[DATASET EXCERPTS]

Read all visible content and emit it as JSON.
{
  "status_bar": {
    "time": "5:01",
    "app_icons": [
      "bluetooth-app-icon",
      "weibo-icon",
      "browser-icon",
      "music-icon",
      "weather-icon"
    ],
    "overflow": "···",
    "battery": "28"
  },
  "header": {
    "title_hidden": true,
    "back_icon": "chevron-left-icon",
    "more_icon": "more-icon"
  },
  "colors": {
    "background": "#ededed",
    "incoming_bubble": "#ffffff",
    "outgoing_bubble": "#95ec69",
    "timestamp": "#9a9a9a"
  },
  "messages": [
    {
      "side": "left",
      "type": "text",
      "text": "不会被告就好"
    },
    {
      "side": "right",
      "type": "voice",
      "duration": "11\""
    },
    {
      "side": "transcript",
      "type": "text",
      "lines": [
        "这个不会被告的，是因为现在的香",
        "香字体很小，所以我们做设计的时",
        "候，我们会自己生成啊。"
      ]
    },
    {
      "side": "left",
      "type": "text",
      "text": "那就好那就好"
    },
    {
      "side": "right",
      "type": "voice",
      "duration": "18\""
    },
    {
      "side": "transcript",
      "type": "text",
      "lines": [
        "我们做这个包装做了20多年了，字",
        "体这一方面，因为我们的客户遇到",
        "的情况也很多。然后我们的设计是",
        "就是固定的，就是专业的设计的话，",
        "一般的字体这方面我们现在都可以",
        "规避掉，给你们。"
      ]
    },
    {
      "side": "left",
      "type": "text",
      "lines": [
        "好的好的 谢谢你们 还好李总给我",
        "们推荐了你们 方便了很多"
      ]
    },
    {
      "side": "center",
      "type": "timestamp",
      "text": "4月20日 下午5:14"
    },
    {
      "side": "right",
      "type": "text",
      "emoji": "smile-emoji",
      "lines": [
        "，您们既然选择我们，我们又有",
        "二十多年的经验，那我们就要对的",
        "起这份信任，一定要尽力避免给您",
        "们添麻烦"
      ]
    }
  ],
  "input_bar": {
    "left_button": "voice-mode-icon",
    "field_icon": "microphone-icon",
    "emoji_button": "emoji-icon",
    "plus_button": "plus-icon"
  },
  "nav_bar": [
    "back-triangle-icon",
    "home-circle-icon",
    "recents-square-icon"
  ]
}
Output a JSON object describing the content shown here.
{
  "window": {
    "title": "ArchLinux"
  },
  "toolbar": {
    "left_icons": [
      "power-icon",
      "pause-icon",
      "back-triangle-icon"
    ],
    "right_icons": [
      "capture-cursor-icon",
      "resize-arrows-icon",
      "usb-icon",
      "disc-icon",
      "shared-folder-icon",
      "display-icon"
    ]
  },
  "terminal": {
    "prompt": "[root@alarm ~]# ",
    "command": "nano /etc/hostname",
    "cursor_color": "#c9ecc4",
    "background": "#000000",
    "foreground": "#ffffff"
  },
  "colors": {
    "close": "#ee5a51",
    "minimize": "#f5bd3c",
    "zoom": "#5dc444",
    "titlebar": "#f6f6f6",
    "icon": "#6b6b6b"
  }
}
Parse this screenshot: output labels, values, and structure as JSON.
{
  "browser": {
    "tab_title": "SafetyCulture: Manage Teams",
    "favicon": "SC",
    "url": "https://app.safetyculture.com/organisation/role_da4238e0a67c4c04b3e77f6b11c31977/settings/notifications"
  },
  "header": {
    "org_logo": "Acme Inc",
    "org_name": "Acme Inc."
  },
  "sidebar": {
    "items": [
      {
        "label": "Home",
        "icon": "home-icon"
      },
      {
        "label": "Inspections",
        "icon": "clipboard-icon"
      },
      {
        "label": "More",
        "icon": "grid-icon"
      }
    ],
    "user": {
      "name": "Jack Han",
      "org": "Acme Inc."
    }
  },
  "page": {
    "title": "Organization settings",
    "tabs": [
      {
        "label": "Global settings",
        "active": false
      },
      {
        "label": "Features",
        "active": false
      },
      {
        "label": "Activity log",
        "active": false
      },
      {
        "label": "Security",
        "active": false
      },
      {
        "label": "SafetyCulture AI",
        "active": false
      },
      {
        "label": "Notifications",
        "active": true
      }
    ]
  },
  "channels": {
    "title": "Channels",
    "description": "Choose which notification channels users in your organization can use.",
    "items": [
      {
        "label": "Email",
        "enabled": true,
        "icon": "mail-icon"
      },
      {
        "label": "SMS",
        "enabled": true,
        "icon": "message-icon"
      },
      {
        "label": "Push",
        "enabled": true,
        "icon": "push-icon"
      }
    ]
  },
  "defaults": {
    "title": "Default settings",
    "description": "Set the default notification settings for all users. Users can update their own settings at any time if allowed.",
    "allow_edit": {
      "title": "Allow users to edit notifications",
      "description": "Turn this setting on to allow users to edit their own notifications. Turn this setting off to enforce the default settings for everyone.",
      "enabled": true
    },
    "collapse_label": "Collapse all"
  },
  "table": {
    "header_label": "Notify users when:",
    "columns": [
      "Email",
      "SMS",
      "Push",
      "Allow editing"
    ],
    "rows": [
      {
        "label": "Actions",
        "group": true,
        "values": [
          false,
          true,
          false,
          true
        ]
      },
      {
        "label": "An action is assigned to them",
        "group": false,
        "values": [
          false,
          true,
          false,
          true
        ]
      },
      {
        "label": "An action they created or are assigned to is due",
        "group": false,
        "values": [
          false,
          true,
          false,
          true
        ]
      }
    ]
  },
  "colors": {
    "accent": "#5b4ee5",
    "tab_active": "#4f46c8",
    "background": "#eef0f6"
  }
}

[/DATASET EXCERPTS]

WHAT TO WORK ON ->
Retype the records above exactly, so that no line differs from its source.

TASK RESULT ->
Read all visible content and emit it as JSON.
{
  "status_bar": {
    "time": "5:01",
    "app_icons": [
      "bluetooth-app-icon",
      "weibo-icon",
      "browser-icon",
      "music-icon",
      "weather-icon"
    ],
    "overflow": "···",
    "battery": "28"
  },
  "header": {
    "title_hidden": true,
    "back_icon": "chevron-left-icon",
    "more_icon": "more-icon"
  },
  "colors": {
    "background": "#ededed",
    "incoming_bubble": "#ffffff",
    "outgoing_bubble": "#95ec69",
    "timestamp": "#9a9a9a"
  },
  "messages": [
    {
      "side": "left",
      "type": "text",
      "text": "不会被告就好"
    },
    {
      "side": "right",
      "type": "voice",
      "duration": "11\""
    },
    {
      "side": "transcript",
      "type": "text",
      "lines": [
        "这个不会被告的，是因为现在的香",
        "香字体很小，所以我们做设计的时",
        "候，我们会自己生成啊。"
      ]
    },
    {
      "side": "left",
      "type": "text",
      "text": "那就好那就好"
    },
    {
      "side": "right",
      "type": "voice",
      "duration": "18\""
    },
    {
      "side": "transcript",
      "type": "text",
      "lines": [
        "我们做这个包装做了20多年了，字",
        "体这一方面，因为我们的客户遇到",
        "的情况也很多。然后我们的设计是",
        "就是固定的，就是专业的设计的话，",
        "一般的字体这方面我们现在都可以",
        "规避掉，给你们。"
      ]
    },
    {
      "side": "left",
      "type": "text",
      "lines": [
        "好的好的 谢谢你们 还好李总给我",
        "们推荐了你们 方便了很多"
      ]
    },
    {
      "side": "center",
      "type": "timestamp",
      "text": "4月20日 下午5:14"
    },
    {
      "side": "right",
      "type": "text",
      "emoji": "smile-emoji",
      "lines": [
        "，您们既然选择我们，我们又有",
        "二十多年的经验，那我们就要对的",
        "起这份信任，一定要尽力避免给您",
        "们添麻烦"
      ]
    }
  ],
  "input_bar": {
    "left_button": "voice-mode-icon",
    "field_icon": "microphone-icon",
    "emoji_button": "emoji-icon",
    "plus_button": "plus-icon"
  },
  "nav_bar": [
    "back-triangle-icon",
    "home-circle-icon",
    "recents-square-icon"
  ]
}
Output a JSON object describing the content shown here.
{
  "window": {
    "title": "ArchLinux"
  },
  "toolbar": {
    "left_icons": [
      "power-icon",
      "pause-icon",
      "back-triangle-icon"
    ],
    "right_icons": [
      "capture-cursor-icon",
      "resize-arrows-icon",
      "usb-icon",
      "disc-icon",
      "shared-folder-icon",
      "display-icon"
    ]
  },
  "terminal": {
    "prompt": "[root@alarm ~]# ",
    "command": "nano /etc/hostname",
    "cursor_color": "#c9ecc4",
    "background": "#000000",
    "foreground": "#ffffff"
  },
  "colors": {
    "close": "#ee5a51",
    "minimize": "#f5bd3c",
    "zoom": "#5dc444",
    "titlebar": "#f6f6f6",
    "icon": "#6b6b6b"
  }
}
Parse this screenshot: output labels, values, and structure as JSON.
{
  "browser": {
    "tab_title": "SafetyCulture: Manage Teams",
    "favicon": "SC",
    "url": "https://app.safetyculture.com/organisation/role_da4238e0a67c4c04b3e77f6b11c31977/settings/notifications"
  },
  "header": {
    "org_logo": "Acme Inc",
    "org_name": "Acme Inc."
  },
  "sidebar": {
    "items": [
      {
        "label": "Home",
        "icon": "home-icon"
      },
      {
        "label": "Inspections",
        "icon": "clipboard-icon"
      },
      {
        "label": "More",
        "icon": "grid-icon"
      }
    ],
    "user": {
      "name": "Jack Han",
      "org": "Acme Inc."
    }
  },
  "page": {
    "title": "Organization settings",
    "tabs": [
      {
        "label": "Global settings",
        "active": false
      },
      {
        "label": "Features",
        "active": false
      },
      {
        "label": "Activity log",
        "active": false
      },
      {
        "label": "Security",
        "active": false
      },
      {
        "label": "SafetyCulture AI",
        "active": false
      },
      {
        "label": "Notifications",
        "active": true
      }
    ]
  },
  "channels": {
    "title": "Channels",
    "description": "Choose which notification channels users in your organization can use.",
    "items": [
      {
        "label": "Email",
        "enabled": true,
        "icon": "mail-icon"
      },
      {
        "label": "SMS",
        "enabled": true,
        "icon": "message-icon"
      },
      {
        "label": "Push",
        "enabled": true,
        "icon": "push-icon"
      }
    ]
  },
  "defaults": {
    "title": "Default settings",
    "description": "Set the default notification settings for all users. Users can update their own settings at any time if allowed.",
    "allow_edit": {
      "title": "Allow users to edit notifications",
      "description": "Turn this setting on to allow users to edit their own notifications. Turn this setting off to enforce the default settings for everyone.",
      "enabled": true
    },
    "collapse_label": "Collapse all"
  },
  "table": {
    "header_label": "Notify users when:",
    "columns": [
      "Email",
      "SMS",
      "Push",
      "Allow editing"
    ],
    "rows": [
      {
        "label": "Actions",
        "group": true,
        "values": [
          false,
          true,
          false,
          true
        ]
      },
      {
        "label": "An action is assigned to them",
        "group": false,
        "values": [
          false,
          true,
          false,
          true
        ]
      },
      {
        "label": "An action they created or are assigned to is due",
        "group": false,
        "values": [
          false,
          true,
          false,
          true
        ]
      }
    ]
  },
  "colors": {
    "accent": "#5b4ee5",
    "tab_active": "#4f46c8",
    "background": "#eef0f6"
  }
}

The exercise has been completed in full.